Data for the task
*** Block opens ***
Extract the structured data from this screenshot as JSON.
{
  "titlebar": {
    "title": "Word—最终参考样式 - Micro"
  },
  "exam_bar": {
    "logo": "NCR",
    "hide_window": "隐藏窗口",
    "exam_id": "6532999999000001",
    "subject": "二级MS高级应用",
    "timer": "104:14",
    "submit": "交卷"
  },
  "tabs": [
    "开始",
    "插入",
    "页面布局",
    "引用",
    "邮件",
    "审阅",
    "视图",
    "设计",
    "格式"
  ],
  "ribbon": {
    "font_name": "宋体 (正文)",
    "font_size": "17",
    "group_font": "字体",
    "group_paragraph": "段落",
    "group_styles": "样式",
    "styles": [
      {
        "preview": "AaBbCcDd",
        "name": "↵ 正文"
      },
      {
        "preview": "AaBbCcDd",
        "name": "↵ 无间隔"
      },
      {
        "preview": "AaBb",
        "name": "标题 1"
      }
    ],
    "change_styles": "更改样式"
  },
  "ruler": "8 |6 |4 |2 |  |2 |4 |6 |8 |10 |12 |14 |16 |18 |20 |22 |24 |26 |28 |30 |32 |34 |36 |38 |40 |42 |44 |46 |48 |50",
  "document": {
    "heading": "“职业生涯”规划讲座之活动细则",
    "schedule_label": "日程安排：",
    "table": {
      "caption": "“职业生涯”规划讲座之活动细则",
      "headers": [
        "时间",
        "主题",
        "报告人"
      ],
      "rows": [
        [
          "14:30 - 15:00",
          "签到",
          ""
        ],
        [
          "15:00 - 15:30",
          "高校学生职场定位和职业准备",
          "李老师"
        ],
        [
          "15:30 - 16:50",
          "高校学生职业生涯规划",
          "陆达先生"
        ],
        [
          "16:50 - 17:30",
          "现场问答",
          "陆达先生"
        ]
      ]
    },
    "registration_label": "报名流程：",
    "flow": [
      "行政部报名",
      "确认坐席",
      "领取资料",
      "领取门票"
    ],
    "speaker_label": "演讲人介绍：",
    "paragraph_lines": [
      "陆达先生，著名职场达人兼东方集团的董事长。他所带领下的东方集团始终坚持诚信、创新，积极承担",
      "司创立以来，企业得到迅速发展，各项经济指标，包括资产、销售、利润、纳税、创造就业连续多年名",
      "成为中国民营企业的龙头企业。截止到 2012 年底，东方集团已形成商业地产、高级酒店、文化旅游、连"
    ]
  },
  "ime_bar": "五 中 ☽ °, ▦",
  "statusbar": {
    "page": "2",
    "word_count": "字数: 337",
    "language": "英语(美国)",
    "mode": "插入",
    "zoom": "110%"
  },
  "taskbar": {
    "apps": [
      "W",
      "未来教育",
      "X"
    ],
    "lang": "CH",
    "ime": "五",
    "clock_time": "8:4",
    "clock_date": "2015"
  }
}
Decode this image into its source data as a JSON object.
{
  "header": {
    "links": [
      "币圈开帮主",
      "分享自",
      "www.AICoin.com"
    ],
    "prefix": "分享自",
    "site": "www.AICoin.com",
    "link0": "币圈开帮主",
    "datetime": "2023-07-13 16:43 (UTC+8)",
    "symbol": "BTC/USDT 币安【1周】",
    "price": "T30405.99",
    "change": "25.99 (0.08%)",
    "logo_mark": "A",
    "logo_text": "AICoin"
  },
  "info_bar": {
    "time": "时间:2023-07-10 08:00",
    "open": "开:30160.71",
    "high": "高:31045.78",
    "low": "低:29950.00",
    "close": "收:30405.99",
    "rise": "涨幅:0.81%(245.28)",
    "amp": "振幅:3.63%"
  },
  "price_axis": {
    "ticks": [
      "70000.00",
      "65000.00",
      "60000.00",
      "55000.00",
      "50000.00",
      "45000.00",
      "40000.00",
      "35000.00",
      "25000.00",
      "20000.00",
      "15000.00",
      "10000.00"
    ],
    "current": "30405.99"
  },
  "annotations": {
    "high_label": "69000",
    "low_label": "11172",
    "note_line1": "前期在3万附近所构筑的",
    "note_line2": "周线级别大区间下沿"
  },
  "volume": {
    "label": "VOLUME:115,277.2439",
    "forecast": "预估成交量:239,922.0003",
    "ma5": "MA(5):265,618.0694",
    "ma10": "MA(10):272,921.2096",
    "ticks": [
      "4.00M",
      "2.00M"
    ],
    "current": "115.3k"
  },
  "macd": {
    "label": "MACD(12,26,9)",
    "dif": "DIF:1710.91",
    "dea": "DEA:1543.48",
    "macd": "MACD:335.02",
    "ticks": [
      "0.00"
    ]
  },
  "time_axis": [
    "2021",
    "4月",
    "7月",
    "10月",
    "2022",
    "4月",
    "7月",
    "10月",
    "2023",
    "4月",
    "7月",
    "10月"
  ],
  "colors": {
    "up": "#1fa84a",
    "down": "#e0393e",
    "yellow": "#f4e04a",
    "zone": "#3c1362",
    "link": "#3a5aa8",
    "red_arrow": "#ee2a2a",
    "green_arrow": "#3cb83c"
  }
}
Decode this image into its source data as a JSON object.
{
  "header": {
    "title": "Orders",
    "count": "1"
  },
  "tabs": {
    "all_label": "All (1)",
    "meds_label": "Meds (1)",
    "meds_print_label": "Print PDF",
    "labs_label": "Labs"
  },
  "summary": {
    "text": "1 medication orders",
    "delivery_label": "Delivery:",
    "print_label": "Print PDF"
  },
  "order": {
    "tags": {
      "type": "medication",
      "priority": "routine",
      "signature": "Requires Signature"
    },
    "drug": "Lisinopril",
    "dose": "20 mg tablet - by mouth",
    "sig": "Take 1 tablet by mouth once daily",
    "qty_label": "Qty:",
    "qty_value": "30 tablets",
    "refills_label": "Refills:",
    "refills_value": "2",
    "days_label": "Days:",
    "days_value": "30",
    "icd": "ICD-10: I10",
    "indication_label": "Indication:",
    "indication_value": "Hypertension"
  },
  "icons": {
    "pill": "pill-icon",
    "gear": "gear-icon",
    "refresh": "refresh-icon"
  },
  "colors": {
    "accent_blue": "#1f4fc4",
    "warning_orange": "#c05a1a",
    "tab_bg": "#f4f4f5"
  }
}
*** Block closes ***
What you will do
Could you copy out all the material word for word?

Finished task
Extract the structured data from this screenshot as JSON.
{
  "titlebar": {
    "title": "Word—最终参考样式 - Micro"
  },
  "exam_bar": {
    "logo": "NCR",
    "hide_window": "隐藏窗口",
    "exam_id": "6532999999000001",
    "subject": "二级MS高级应用",
    "timer": "104:14",
    "submit": "交卷"
  },
  "tabs": [
    "开始",
    "插入",
    "页面布局",
    "引用",
    "邮件",
    "审阅",
    "视图",
    "设计",
    "格式"
  ],
  "ribbon": {
    "font_name": "宋体 (正文)",
    "font_size": "17",
    "group_font": "字体",
    "group_paragraph": "段落",
    "group_styles": "样式",
    "styles": [
      {
        "preview": "AaBbCcDd",
        "name": "↵ 正文"
      },
      {
        "preview": "AaBbCcDd",
        "name": "↵ 无间隔"
      },
      {
        "preview": "AaBb",
        "name": "标题 1"
      }
    ],
    "change_styles": "更改样式"
  },
  "ruler": "8 |6 |4 |2 |  |2 |4 |6 |8 |10 |12 |14 |16 |18 |20 |22 |24 |26 |28 |30 |32 |34 |36 |38 |40 |42 |44 |46 |48 |50",
  "document": {
    "heading": "“职业生涯”规划讲座之活动细则",
    "schedule_label": "日程安排：",
    "table": {
      "caption": "“职业生涯”规划讲座之活动细则",
      "headers": [
        "时间",
        "主题",
        "报告人"
      ],
      "rows": [
        [
          "14:30 - 15:00",
          "签到",
          ""
        ],
        [
          "15:00 - 15:30",
          "高校学生职场定位和职业准备",
          "李老师"
        ],
        [
          "15:30 - 16:50",
          "高校学生职业生涯规划",
          "陆达先生"
        ],
        [
          "16:50 - 17:30",
          "现场问答",
          "陆达先生"
        ]
      ]
    },
    "registration_label": "报名流程：",
    "flow": [
      "行政部报名",
      "确认坐席",
      "领取资料",
      "领取门票"
    ],
    "speaker_label": "演讲人介绍：",
    "paragraph_lines": [
      "陆达先生，著名职场达人兼东方集团的董事长。他所带领下的东方集团始终坚持诚信、创新，积极承担",
      "司创立以来，企业得到迅速发展，各项经济指标，包括资产、销售、利润、纳税、创造就业连续多年名",
      "成为中国民营企业的龙头企业。截止到 2012 年底，东方集团已形成商业地产、高级酒店、文化旅游、连"
    ]
  },
  "ime_bar": "五 中 ☽ °, ▦",
  "statusbar": {
    "page": "2",
    "word_count": "字数: 337",
    "language": "英语(美国)",
    "mode": "插入",
    "zoom": "110%"
  },
  "taskbar": {
    "apps": [
      "W",
      "未来教育",
      "X"
    ],
    "lang": "CH",
    "ime": "五",
    "clock_time": "8:4",
    "clock_date": "2015"
  }
}
Decode this image into its source data as a JSON object.
{
  "header": {
    "links": [
      "币圈开帮主",
      "分享自",
      "www.AICoin.com"
    ],
    "prefix": "分享自",
    "site": "www.AICoin.com",
    "link0": "币圈开帮主",
    "datetime": "2023-07-13 16:43 (UTC+8)",
    "symbol": "BTC/USDT 币安【1周】",
    "price": "T30405.99",
    "change": "25.99 (0.08%)",
    "logo_mark": "A",
    "logo_text": "AICoin"
  },
  "info_bar": {
    "time": "时间:2023-07-10 08:00",
    "open": "开:30160.71",
    "high": "高:31045.78",
    "low": "低:29950.00",
    "close": "收:30405.99",
    "rise": "涨幅:0.81%(245.28)",
    "amp": "振幅:3.63%"
  },
  "price_axis": {
    "ticks": [
      "70000.00",
      "65000.00",
      "60000.00",
      "55000.00",
      "50000.00",
      "45000.00",
      "40000.00",
      "35000.00",
      "25000.00",
      "20000.00",
      "15000.00",
      "10000.00"
    ],
    "current": "30405.99"
  },
  "annotations": {
    "high_label": "69000",
    "low_label": "11172",
    "note_line1": "前期在3万附近所构筑的",
    "note_line2": "周线级别大区间下沿"
  },
  "volume": {
    "label": "VOLUME:115,277.2439",
    "forecast": "预估成交量:239,922.0003",
    "ma5": "MA(5):265,618.0694",
    "ma10": "MA(10):272,921.2096",
    "ticks": [
      "4.00M",
      "2.00M"
    ],
    "current": "115.3k"
  },
  "macd": {
    "label": "MACD(12,26,9)",
    "dif": "DIF:1710.91",
    "dea": "DEA:1543.48",
    "macd": "MACD:335.02",
    "ticks": [
      "0.00"
    ]
  },
  "time_axis": [
    "2021",
    "4月",
    "7月",
    "10月",
    "2022",
    "4月",
    "7月",
    "10月",
    "2023",
    "4月",
    "7月",
    "10月"
  ],
  "colors": {
    "up": "#1fa84a",
    "down": "#e0393e",
    "yellow": "#f4e04a",
    "zone": "#3c1362",
    "link": "#3a5aa8",
    "red_arrow": "#ee2a2a",
    "green_arrow": "#3cb83c"
  }
}
Decode this image into its source data as a JSON object.
{
  "header": {
    "title": "Orders",
    "count": "1"
  },
  "tabs": {
    "all_label": "All (1)",
    "meds_label": "Meds (1)",
    "meds_print_label": "Print PDF",
    "labs_label": "Labs"
  },
  "summary": {
    "text": "1 medication orders",
    "delivery_label": "Delivery:",
    "print_label": "Print PDF"
  },
  "order": {
    "tags": {
      "type": "medication",
      "priority": "routine",
      "signature": "Requires Signature"
    },
    "drug": "Lisinopril",
    "dose": "20 mg tablet - by mouth",
    "sig": "Take 1 tablet by mouth once daily",
    "qty_label": "Qty:",
    "qty_value": "30 tablets",
    "refills_label": "Refills:",
    "refills_value": "2",
    "days_label": "Days:",
    "days_value": "30",
    "icd": "ICD-10: I10",
    "indication_label": "Indication:",
    "indication_value": "Hypertension"
  },
  "icons": {
    "pill": "pill-icon",
    "gear": "gear-icon",
    "refresh": "refresh-icon"
  },
  "colors": {
    "accent_blue": "#1f4fc4",
    "warning_orange": "#c05a1a",
    "tab_bg": "#f4f4f5"
  }
}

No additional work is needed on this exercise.